* **PROBLEM TO SOLVE**
Repeat the entries. Each one must match exactly.
********************
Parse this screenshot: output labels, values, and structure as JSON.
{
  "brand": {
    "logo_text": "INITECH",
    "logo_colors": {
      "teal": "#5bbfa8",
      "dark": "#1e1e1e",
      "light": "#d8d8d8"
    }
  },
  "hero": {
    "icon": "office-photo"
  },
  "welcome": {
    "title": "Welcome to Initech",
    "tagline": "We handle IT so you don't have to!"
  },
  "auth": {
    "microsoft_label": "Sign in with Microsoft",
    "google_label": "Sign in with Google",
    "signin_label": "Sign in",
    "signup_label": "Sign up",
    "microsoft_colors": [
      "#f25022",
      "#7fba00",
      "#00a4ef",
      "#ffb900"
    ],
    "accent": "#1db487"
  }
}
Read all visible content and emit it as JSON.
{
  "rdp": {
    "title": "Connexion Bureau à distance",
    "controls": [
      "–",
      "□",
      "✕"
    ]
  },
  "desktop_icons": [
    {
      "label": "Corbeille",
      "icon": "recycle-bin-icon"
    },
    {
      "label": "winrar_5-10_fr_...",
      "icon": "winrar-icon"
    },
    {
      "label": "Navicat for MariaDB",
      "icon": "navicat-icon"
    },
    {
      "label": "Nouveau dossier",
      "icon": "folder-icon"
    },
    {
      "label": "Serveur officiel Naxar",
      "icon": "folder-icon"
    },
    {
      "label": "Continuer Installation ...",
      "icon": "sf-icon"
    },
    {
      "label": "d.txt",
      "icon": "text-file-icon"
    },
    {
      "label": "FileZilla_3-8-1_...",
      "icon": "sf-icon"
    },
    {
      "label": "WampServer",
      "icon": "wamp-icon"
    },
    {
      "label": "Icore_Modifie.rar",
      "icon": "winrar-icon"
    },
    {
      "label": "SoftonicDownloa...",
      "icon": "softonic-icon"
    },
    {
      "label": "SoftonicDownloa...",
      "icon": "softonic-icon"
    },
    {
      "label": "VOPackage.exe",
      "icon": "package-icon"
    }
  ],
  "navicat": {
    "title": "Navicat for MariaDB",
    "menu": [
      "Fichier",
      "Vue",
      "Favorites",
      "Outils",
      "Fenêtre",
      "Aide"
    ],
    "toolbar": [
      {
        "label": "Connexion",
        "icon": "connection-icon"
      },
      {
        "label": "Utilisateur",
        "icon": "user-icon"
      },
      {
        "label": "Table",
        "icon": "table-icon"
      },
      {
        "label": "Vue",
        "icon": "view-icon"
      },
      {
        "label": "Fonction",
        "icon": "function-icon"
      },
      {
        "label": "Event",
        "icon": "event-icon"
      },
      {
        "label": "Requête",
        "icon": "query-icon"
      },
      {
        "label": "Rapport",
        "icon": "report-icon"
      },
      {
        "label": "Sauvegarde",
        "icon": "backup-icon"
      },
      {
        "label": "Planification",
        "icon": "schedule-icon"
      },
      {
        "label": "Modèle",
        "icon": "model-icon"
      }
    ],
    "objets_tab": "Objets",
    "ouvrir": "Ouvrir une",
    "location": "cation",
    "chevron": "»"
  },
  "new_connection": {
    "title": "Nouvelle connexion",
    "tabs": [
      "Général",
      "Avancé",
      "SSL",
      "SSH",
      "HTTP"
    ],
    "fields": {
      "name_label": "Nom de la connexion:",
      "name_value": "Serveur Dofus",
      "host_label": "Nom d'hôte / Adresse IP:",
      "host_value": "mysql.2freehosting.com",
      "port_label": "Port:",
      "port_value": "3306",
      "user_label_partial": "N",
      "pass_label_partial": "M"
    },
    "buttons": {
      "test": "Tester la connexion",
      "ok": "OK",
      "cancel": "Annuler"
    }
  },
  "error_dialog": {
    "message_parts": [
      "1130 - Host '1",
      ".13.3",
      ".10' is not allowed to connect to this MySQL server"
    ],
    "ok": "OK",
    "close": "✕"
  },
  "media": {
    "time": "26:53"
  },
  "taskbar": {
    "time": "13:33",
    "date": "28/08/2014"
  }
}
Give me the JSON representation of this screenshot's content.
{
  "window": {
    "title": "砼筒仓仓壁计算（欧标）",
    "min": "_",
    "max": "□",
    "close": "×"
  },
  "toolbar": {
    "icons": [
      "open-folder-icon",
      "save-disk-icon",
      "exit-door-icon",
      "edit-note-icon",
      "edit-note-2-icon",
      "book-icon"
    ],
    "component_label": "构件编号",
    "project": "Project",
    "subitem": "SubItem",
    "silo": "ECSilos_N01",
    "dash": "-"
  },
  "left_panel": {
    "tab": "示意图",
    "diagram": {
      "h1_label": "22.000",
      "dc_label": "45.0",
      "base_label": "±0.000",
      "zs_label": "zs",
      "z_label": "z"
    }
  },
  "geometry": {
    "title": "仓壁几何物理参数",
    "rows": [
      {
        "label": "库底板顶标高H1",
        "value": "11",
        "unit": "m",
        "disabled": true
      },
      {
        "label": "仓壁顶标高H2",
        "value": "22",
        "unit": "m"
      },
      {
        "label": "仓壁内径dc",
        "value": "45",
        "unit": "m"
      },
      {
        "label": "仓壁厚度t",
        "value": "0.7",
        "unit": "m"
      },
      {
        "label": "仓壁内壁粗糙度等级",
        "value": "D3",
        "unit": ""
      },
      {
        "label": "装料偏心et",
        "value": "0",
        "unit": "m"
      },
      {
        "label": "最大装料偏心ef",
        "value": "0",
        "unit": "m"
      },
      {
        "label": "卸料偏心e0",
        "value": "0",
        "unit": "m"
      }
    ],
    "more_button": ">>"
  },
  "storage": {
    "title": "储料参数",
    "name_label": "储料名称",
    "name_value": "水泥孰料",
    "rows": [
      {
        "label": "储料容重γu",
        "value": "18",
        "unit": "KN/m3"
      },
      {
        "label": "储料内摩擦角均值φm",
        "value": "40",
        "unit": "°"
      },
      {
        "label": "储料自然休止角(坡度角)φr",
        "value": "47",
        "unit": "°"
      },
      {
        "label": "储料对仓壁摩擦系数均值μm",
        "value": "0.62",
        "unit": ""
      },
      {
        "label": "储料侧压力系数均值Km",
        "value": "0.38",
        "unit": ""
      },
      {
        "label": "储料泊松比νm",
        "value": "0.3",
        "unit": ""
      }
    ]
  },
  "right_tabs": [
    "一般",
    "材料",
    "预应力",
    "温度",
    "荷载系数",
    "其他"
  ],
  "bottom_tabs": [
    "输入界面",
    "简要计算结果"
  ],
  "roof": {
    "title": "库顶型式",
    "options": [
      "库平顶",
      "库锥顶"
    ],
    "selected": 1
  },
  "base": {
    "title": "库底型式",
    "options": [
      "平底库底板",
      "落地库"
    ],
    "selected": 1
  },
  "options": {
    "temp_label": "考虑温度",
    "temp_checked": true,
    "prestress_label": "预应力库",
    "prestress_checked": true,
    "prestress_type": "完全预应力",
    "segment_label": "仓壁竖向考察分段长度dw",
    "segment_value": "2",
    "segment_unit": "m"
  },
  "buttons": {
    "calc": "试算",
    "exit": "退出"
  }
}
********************
* **EXERCISE ANSWER**
Parse this screenshot: output labels, values, and structure as JSON.
{
  "brand": {
    "logo_text": "INITECH",
    "logo_colors": {
      "teal": "#5bbfa8",
      "dark": "#1e1e1e",
      "light": "#d8d8d8"
    }
  },
  "hero": {
    "icon": "office-photo"
  },
  "welcome": {
    "title": "Welcome to Initech",
    "tagline": "We handle IT so you don't have to!"
  },
  "auth": {
    "microsoft_label": "Sign in with Microsoft",
    "google_label": "Sign in with Google",
    "signin_label": "Sign in",
    "signup_label": "Sign up",
    "microsoft_colors": [
      "#f25022",
      "#7fba00",
      "#00a4ef",
      "#ffb900"
    ],
    "accent": "#1db487"
  }
}
Read all visible content and emit it as JSON.
{
  "rdp": {
    "title": "Connexion Bureau à distance",
    "controls": [
      "–",
      "□",
      "✕"
    ]
  },
  "desktop_icons": [
    {
      "label": "Corbeille",
      "icon": "recycle-bin-icon"
    },
    {
      "label": "winrar_5-10_fr_...",
      "icon": "winrar-icon"
    },
    {
      "label": "Navicat for MariaDB",
      "icon": "navicat-icon"
    },
    {
      "label": "Nouveau dossier",
      "icon": "folder-icon"
    },
    {
      "label": "Serveur officiel Naxar",
      "icon": "folder-icon"
    },
    {
      "label": "Continuer Installation ...",
      "icon": "sf-icon"
    },
    {
      "label": "d.txt",
      "icon": "text-file-icon"
    },
    {
      "label": "FileZilla_3-8-1_...",
      "icon": "sf-icon"
    },
    {
      "label": "WampServer",
      "icon": "wamp-icon"
    },
    {
      "label": "Icore_Modifie.rar",
      "icon": "winrar-icon"
    },
    {
      "label": "SoftonicDownloa...",
      "icon": "softonic-icon"
    },
    {
      "label": "SoftonicDownloa...",
      "icon": "softonic-icon"
    },
    {
      "label": "VOPackage.exe",
      "icon": "package-icon"
    }
  ],
  "navicat": {
    "title": "Navicat for MariaDB",
    "menu": [
      "Fichier",
      "Vue",
      "Favorites",
      "Outils",
      "Fenêtre",
      "Aide"
    ],
    "toolbar": [
      {
        "label": "Connexion",
        "icon": "connection-icon"
      },
      {
        "label": "Utilisateur",
        "icon": "user-icon"
      },
      {
        "label": "Table",
        "icon": "table-icon"
      },
      {
        "label": "Vue",
        "icon": "view-icon"
      },
      {
        "label": "Fonction",
        "icon": "function-icon"
      },
      {
        "label": "Event",
        "icon": "event-icon"
      },
      {
        "label": "Requête",
        "icon": "query-icon"
      },
      {
        "label": "Rapport",
        "icon": "report-icon"
      },
      {
        "label": "Sauvegarde",
        "icon": "backup-icon"
      },
      {
        "label": "Planification",
        "icon": "schedule-icon"
      },
      {
        "label": "Modèle",
        "icon": "model-icon"
      }
    ],
    "objets_tab": "Objets",
    "ouvrir": "Ouvrir une",
    "location": "cation",
    "chevron": "»"
  },
  "new_connection": {
    "title": "Nouvelle connexion",
    "tabs": [
      "Général",
      "Avancé",
      "SSL",
      "SSH",
      "HTTP"
    ],
    "fields": {
      "name_label": "Nom de la connexion:",
      "name_value": "Serveur Dofus",
      "host_label": "Nom d'hôte / Adresse IP:",
      "host_value": "mysql.2freehosting.com",
      "port_label": "Port:",
      "port_value": "3306",
      "user_label_partial": "N",
      "pass_label_partial": "M"
    },
    "buttons": {
      "test": "Tester la connexion",
      "ok": "OK",
      "cancel": "Annuler"
    }
  },
  "error_dialog": {
    "message_parts": [
      "1130 - Host '1",
      ".13.3",
      ".10' is not allowed to connect to this MySQL server"
    ],
    "ok": "OK",
    "close": "✕"
  },
  "media": {
    "time": "26:53"
  },
  "taskbar": {
    "time": "13:33",
    "date": "28/08/2014"
  }
}
Give me the JSON representation of this screenshot's content.
{
  "window": {
    "title": "砼筒仓仓壁计算（欧标）",
    "min": "_",
    "max": "□",
    "close": "×"
  },
  "toolbar": {
    "icons": [
      "open-folder-icon",
      "save-disk-icon",
      "exit-door-icon",
      "edit-note-icon",
      "edit-note-2-icon",
      "book-icon"
    ],
    "component_label": "构件编号",
    "project": "Project",
    "subitem": "SubItem",
    "silo": "ECSilos_N01",
    "dash": "-"
  },
  "left_panel": {
    "tab": "示意图",
    "diagram": {
      "h1_label": "22.000",
      "dc_label": "45.0",
      "base_label": "±0.000",
      "zs_label": "zs",
      "z_label": "z"
    }
  },
  "geometry": {
    "title": "仓壁几何物理参数",
    "rows": [
      {
        "label": "库底板顶标高H1",
        "value": "11",
        "unit": "m",
        "disabled": true
      },
      {
        "label": "仓壁顶标高H2",
        "value": "22",
        "unit": "m"
      },
      {
        "label": "仓壁内径dc",
        "value": "45",
        "unit": "m"
      },
      {
        "label": "仓壁厚度t",
        "value": "0.7",
        "unit": "m"
      },
      {
        "label": "仓壁内壁粗糙度等级",
        "value": "D3",
        "unit": ""
      },
      {
        "label": "装料偏心et",
        "value": "0",
        "unit": "m"
      },
      {
        "label": "最大装料偏心ef",
        "value": "0",
        "unit": "m"
      },
      {
        "label": "卸料偏心e0",
        "value": "0",
        "unit": "m"
      }
    ],
    "more_button": ">>"
  },
  "storage": {
    "title": "储料参数",
    "name_label": "储料名称",
    "name_value": "水泥孰料",
    "rows": [
      {
        "label": "储料容重γu",
        "value": "18",
        "unit": "KN/m3"
      },
      {
        "label": "储料内摩擦角均值φm",
        "value": "40",
        "unit": "°"
      },
      {
        "label": "储料自然休止角(坡度角)φr",
        "value": "47",
        "unit": "°"
      },
      {
        "label": "储料对仓壁摩擦系数均值μm",
        "value": "0.62",
        "unit": ""
      },
      {
        "label": "储料侧压力系数均值Km",
        "value": "0.38",
        "unit": ""
      },
      {
        "label": "储料泊松比νm",
        "value": "0.3",
        "unit": ""
      }
    ]
  },
  "right_tabs": [
    "一般",
    "材料",
    "预应力",
    "温度",
    "荷载系数",
    "其他"
  ],
  "bottom_tabs": [
    "输入界面",
    "简要计算结果"
  ],
  "roof": {
    "title": "库顶型式",
    "options": [
      "库平顶",
      "库锥顶"
    ],
    "selected": 1
  },
  "base": {
    "title": "库底型式",
    "options": [
      "平底库底板",
      "落地库"
    ],
    "selected": 1
  },
  "options": {
    "temp_label": "考虑温度",
    "temp_checked": true,
    "prestress_label": "预应力库",
    "prestress_checked": true,
    "prestress_type": "完全预应力",
    "segment_label": "仓壁竖向考察分段长度dw",
    "segment_value": "2",
    "segment_unit": "m"
  },
  "buttons": {
    "calc": "试算",
    "exit": "退出"
  }
}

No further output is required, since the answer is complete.